## Exercise:
All the lines below should be set down exactly, with no picture carried into the copy.

## Dataset records:

================================

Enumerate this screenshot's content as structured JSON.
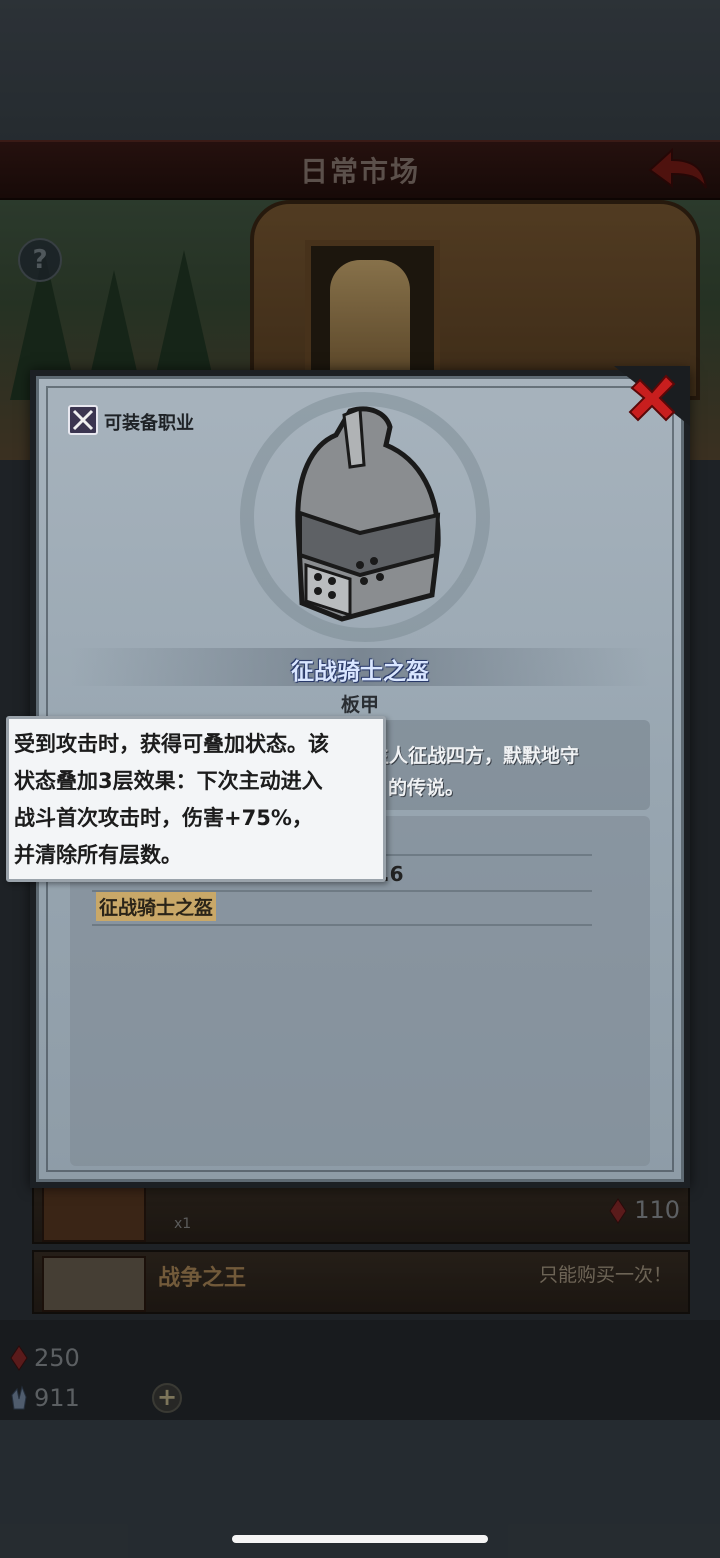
{
  "header": {
    "title": "日常市场"
  },
  "shop": {
    "rows": [
      {
        "qty": "x1",
        "price": "110"
      },
      {
        "name": "战争之王",
        "limit": "只能购买一次！"
      }
    ]
  },
  "currency": {
    "gems": "250",
    "crystals": "911"
  },
  "item_popup": {
    "class_label": "可装备职业",
    "name": "征战骑士之盔",
    "type": "板甲",
    "description": [
      "主人征战四方，默默地守",
      "的传说。"
    ],
    "stat_value": ".6",
    "set_name": "征战骑士之盔"
  },
  "tooltip": {
    "lines": [
      "受到攻击时，获得可叠加状态。该",
      "状态叠加3层效果：下次主动进入",
      "战斗首次攻击时，伤害+75%，",
      "并清除所有层数。"
    ]
  },
  "colors": {
    "accent_red": "#c81e1e",
    "item_name_blue": "#d9e6ff",
    "set_gold": "#c9a868"
  }
}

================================

## Result for this task:
Enumerate this screenshot's content as structured JSON.
{
  "header": {
    "title": "日常市场"
  },
  "shop": {
    "rows": [
      {
        "qty": "x1",
        "price": "110"
      },
      {
        "name": "战争之王",
        "limit": "只能购买一次！"
      }
    ]
  },
  "currency": {
    "gems": "250",
    "crystals": "911"
  },
  "item_popup": {
    "class_label": "可装备职业",
    "name": "征战骑士之盔",
    "type": "板甲",
    "description": [
      "主人征战四方，默默地守",
      "的传说。"
    ],
    "stat_value": ".6",
    "set_name": "征战骑士之盔"
  },
  "tooltip": {
    "lines": [
      "受到攻击时，获得可叠加状态。该",
      "状态叠加3层效果：下次主动进入",
      "战斗首次攻击时，伤害+75%，",
      "并清除所有层数。"
    ]
  },
  "colors": {
    "accent_red": "#c81e1e",
    "item_name_blue": "#d9e6ff",
    "set_gold": "#c9a868"
  }
}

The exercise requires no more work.